The 2011 OVDI offers to taxpayers the same simplified method of valuing investments in passive investment foreign companies (PIFC) that was used in the 2009 program. In doing so, the IRS recognizes the difficulty that taxpayers would have in preparing statutory PFIC computations without historical information on cost basis and holding period and that the IRS would have in verifying them. The 2011 OVDI offers taxpayers the use of the mark-to-market methodology authorized by the Internal Revenue Code (IRC) without having to reconstruct historical data. Under the mark-to-market method, the IRS will apply a 20-percent tax rate to mark-to-market gains, net gains and gains from all PFIC dispositions during the eight-year period covered by the initiative. In addition, seven percent of such gains computed under the mark-to-market method for the first year of the initiative will be added to the tax for that year.


As noted in the announcement of 2011 OVDI, “tax secrecy continues to erode” and for those hiding cash or assets offshore, the “risk of being caught will only increase.” 2011 OVDI offers clear benefits to encourage taxpayers to make a submission, rather than risk detection with higher penalties and possible criminal prosecution. In light of the August 31, 2011, deadline for submitting required documents and material, taxpayers should start now to take advantage of the initiative. There is no reason to believe that there will be a third coming of a voluntary disclosure program for taxpayers hiding assets offshore. As said by Commissioner Shulman, this is the “last, best chance for people to get back into the system …”

 Rate this article 5 (excellent) to 1 (poor). Send your responses here.

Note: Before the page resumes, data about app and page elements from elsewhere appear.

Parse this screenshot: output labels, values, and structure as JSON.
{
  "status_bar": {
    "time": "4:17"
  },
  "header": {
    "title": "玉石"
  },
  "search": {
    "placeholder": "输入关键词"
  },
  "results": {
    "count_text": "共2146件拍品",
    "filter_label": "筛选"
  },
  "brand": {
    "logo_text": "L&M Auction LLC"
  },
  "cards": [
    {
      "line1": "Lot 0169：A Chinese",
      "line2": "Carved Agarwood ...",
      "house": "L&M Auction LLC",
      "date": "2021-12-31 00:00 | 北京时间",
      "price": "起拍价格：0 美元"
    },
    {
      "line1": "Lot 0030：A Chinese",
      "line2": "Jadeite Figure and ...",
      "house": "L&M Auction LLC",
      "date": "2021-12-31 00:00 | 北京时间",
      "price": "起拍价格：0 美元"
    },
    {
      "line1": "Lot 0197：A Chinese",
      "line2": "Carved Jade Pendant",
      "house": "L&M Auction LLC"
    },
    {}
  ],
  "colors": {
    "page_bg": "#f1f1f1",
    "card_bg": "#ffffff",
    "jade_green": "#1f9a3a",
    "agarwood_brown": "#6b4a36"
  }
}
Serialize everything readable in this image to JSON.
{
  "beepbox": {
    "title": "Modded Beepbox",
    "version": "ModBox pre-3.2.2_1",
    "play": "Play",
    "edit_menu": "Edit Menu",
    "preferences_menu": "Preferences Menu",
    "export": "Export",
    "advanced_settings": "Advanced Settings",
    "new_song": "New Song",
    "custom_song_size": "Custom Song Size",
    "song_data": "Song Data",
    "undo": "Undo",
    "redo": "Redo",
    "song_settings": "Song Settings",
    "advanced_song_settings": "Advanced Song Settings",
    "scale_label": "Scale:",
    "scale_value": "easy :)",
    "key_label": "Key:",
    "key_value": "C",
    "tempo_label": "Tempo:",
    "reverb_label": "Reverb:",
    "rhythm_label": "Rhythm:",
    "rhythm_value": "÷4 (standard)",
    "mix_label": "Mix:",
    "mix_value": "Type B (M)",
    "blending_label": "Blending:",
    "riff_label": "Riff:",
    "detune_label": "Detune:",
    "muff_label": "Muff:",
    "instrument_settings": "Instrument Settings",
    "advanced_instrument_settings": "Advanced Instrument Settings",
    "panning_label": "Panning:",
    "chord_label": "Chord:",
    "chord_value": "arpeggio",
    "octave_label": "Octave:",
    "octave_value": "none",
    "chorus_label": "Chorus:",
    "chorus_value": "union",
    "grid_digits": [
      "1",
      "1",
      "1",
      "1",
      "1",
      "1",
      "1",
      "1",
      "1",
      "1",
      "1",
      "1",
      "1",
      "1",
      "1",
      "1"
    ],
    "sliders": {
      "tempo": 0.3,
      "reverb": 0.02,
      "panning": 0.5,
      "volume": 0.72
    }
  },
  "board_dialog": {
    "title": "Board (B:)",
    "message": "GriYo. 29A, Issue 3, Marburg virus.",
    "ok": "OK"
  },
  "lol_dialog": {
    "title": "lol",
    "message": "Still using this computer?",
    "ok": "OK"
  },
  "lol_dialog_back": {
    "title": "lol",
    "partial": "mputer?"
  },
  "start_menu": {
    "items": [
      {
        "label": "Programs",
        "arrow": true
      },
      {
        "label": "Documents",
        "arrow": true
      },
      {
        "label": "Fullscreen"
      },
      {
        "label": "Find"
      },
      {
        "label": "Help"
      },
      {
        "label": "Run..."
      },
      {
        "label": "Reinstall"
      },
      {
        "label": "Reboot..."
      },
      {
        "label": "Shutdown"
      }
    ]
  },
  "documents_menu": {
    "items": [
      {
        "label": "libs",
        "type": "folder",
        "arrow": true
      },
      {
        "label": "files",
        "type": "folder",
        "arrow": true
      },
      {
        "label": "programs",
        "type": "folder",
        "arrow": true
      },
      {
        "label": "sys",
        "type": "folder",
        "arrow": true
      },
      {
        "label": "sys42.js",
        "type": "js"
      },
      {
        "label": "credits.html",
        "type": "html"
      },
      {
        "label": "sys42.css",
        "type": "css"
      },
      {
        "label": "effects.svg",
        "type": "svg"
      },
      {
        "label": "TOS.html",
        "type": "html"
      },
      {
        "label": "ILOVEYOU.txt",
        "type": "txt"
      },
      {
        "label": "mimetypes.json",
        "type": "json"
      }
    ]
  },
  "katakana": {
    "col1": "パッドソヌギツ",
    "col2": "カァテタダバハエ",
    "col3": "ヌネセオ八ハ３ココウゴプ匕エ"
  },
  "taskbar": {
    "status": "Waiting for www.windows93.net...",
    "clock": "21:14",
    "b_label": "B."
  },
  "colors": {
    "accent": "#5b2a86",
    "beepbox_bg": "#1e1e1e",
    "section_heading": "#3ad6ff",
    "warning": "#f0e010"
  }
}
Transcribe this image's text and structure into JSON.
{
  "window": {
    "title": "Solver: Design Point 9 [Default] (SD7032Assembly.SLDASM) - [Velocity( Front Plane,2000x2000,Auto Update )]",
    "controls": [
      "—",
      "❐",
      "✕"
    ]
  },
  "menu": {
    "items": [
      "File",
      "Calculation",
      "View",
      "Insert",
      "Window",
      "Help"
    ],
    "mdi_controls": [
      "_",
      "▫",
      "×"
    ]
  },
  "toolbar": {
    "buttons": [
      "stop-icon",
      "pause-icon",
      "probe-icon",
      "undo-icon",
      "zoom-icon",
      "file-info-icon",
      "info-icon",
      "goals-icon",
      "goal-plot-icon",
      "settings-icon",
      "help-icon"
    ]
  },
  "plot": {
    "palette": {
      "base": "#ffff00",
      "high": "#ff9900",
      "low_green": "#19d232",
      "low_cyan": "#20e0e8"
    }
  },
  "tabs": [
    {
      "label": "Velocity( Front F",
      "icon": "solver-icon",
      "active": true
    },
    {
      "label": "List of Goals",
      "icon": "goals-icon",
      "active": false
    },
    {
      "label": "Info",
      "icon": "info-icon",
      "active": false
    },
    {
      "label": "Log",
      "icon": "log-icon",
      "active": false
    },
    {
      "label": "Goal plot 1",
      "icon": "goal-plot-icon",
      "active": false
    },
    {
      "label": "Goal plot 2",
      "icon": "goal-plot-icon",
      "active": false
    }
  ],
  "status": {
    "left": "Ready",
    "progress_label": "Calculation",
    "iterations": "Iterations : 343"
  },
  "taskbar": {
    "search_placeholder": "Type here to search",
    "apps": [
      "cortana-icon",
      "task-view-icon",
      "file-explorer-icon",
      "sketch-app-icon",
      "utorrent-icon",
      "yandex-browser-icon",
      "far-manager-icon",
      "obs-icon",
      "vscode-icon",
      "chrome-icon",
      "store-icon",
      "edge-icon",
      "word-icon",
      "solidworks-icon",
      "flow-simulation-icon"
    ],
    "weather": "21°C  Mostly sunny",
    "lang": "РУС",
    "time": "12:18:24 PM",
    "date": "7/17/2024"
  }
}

Thomas R. Wechter, JD, LLM, is a partner with Duane Morris LLP in the Chicago office, and concentrates his practice in tax planning for individuals, corporations and partnerships and in tax controversy matters in front of the IRS and before the Tax Court, U.S. Court of Federal Claims and the District Courts. Wechter was formerly a partner at Schiff Hardin LLP. He has an LL.M. degree in Tax from New York University and is a member of the Taxpayer Advocacy Panel.